“But Japan’s Indian curry is also different from India’s Indian curry. It is not as spicy. Sometimes I go to the Indian restaurants run by Nepalese, and there is not enough spice. For our tandoori chicken we marinate it three days in yoghurt and spices and then we roast it in the oven.”
Miruchi cannot use a tandoori oven in that location so they bake the chicken in an ordinary oven. In the nagaya (two-story wooden townhouses) of Willow Alley, fire would be a catastrophe, so people must take care of each other, Babu said. “If anything happens people will come help you as well.”
The normal pattern in Willow Alley is “ladder drinking” (hashigo nomi, or bar-hopping) from place to place, Babu said. “People will drink here for a while and then go over to the next place for a while. Often they will finish up work at their own shop and go drinking at another.”
On his day off, Babu himself often goes drinking at an okonomiyaki shop on the North side of the station. After he finishes at his place, the master of that shop comes over to Babu’s place for a drink.
“In Nishiogi, there are many people who drink until three in the morning,” he said. “Some drink outside of Nishiogi, and then when they come back, drink here, eat here, and then go home. Some go from place to place. There are a fair number of drunks around.”
“But there are not many people getting drunk and getting in fights. There used to be those kind of people. But now if people run across them they don’t sell them a drink. In the past the old guys would pick a fight with the young people, and some would get in fights with them, but now we don’t have that. But in the past, and now, there were no gang bars here.”
“The oldest bar here is Baboy Hut, a Reggae Bar. I used to go that place often when I was young. Everyone calls the master there, 'O-ne' ('older sister’). They also stay open late.”
Of the traditional bars that feature a flirty Mama-san and a coterie of regulars, only a few are left, including Beni next door, a friendly establishment now running for 37 years. But most of the Mama-san in these bars grew old and retired. Just like Golden Gai in Shinjuku, young owners have come in with a new style of bar management.

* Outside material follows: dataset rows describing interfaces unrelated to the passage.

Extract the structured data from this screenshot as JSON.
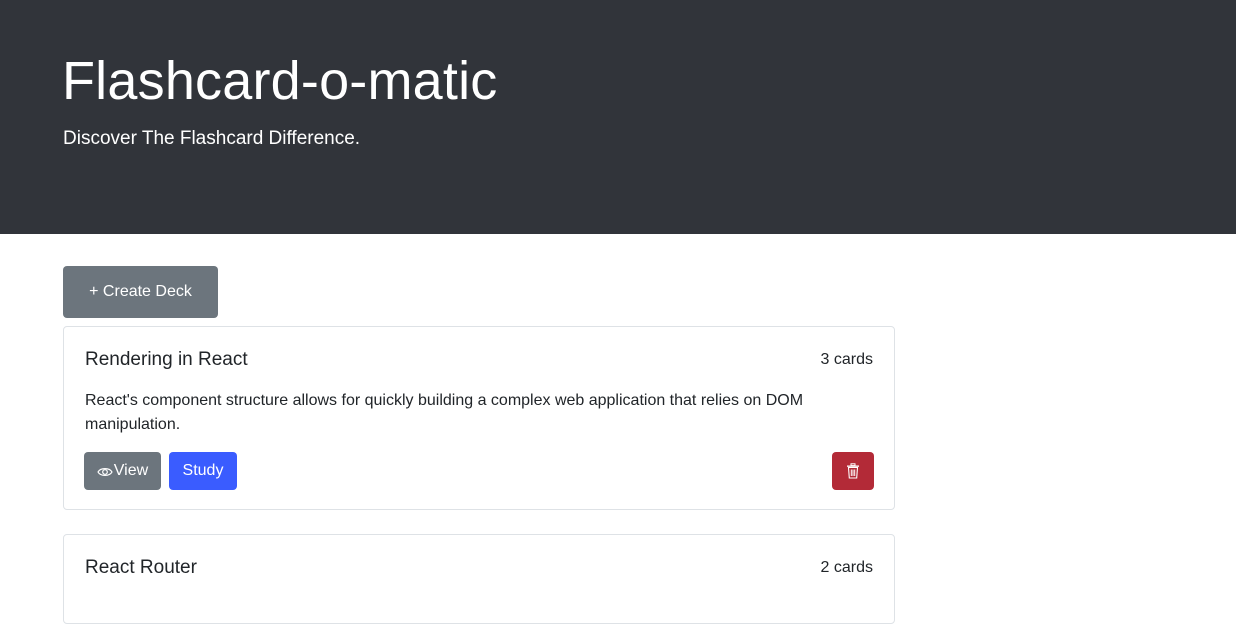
{
  "header": {
    "title": "Flashcard-o-matic",
    "tagline": "Discover The Flashcard Difference."
  },
  "toolbar": {
    "create_label": "+ Create Deck"
  },
  "decks": [
    {
      "name": "Rendering in React",
      "count": "3 cards",
      "description": "React's component structure allows for quickly building a complex web application that relies on DOM manipulation.",
      "view_label": "View",
      "study_label": "Study"
    },
    {
      "name": "React Router",
      "count": "2 cards"
    }
  ],
  "colors": {
    "header_bg": "#31343a",
    "secondary": "#6c757d",
    "primary": "#3a5cff",
    "danger": "#b32a37"
  },
  "icons": {
    "view": "eye-icon",
    "delete": "trash-icon"
  }
}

The styles of the bars on Willow Alley are also changing. The old bars were secretive windowless spaces that required some courage to enter. The new bars and restaurants on Willow Alley are largely open-front spaces, inviting new customers inside. Tables and chairs line the alleyway allowing the customer to see and be seen on summer afternoons. Younger customers, especially women, have greatly increased. It looks and feels a bit like a night market in Southeast Asia.
But in many ways, the old urban cultures of “ladder drinking” and the sense of Willow Alley as “an everyday drinking street” have not disappeared. According to one regular in Miruchi, “Even if I don’t drink, sometimes I just take a walk through here before going home.” (James Farrer, Oct. 11, 2016, edited March 14, 2017)